WNYC’s Brian Lehrer asked why speed cameras were cut out of the recent state budget deal, and Cuomo secretary Larry Schwartz responded:
There was a dispute between the Senate and the Assembly regarding speed cameras in Nassau County. So because we needed to get the budget printed, we’ve all agreed that in the month of April, both houses will pass a speed camera bill for New York City, Nassau and Suffolk county. And quite frankly, if there’s anybody else that wants to be included, we’re happy to include them. And we’ll get a bill passed before the end of April and the governor will sign it because he supports speed cameras.
The Assembly is in session Monday, Tuesday, and Wednesday next week, followed by the Senate on April 23 and 24, before both chambers convene for the final three days of the month. Commitment to a timeframe is a very positive indication from the governor, who said on Tuesday only that a speed cam bill would pass “shortly.”
While the news today is good, it could be better. The proposals up for debate in Albany keep NYC’s speed cams shackled to a narrow set of streets and turned off most of the time.
Bills sponsored by Speaker Sheldon Silver and Senate Co-Leader Jeff Klein would allow the city to install up to 140 speed cameras, an increase from the current cap of 20 cams. But the bills would also keep in place restrictions that only allow cameras on roads with a school within a quarter-mile and limit operation to school days from 7:00 a.m. to 4:15 p.m. The vast majority of fatal crashes occur outside these hours, and speed is the leading cause of NYC traffic deaths.

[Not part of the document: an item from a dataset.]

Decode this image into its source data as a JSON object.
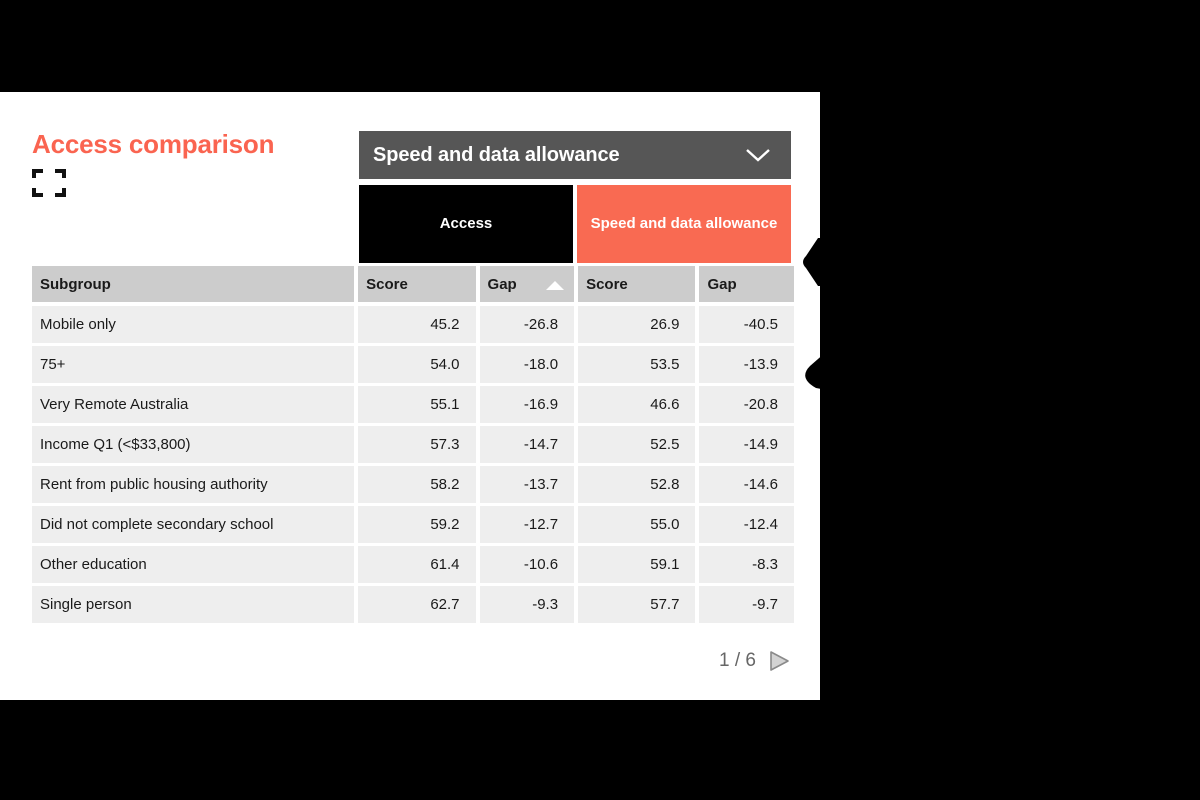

The Klein-Silver proposal falls short of other plans to crack down on speeders. A request in the State Senate’s budget, which did not survive to the final budget deal, would have expanded the school zone program to 180 cameras. The Klein-Silver plan also falls far short of Mayor Bill de Blasio’s goal of securing home rule over automated enforcement. (A bill from State Senator Adriano Espaillat would permanently extend the city’s red light camera program but limits them to 150, the number of red light cameras already allowed by Albany.)
Advocacy group Right of Way estimates that NYC would need 1,000 speed cameras to see the level of enforcement that has led to dramatic reductions in traffic fatalities in Washington, DC [PDF]. Expanding the existing speed camera program is a step in the right direction, but is anyone in Albany willing to step up for the robust automated enforcement program New Yorkers need?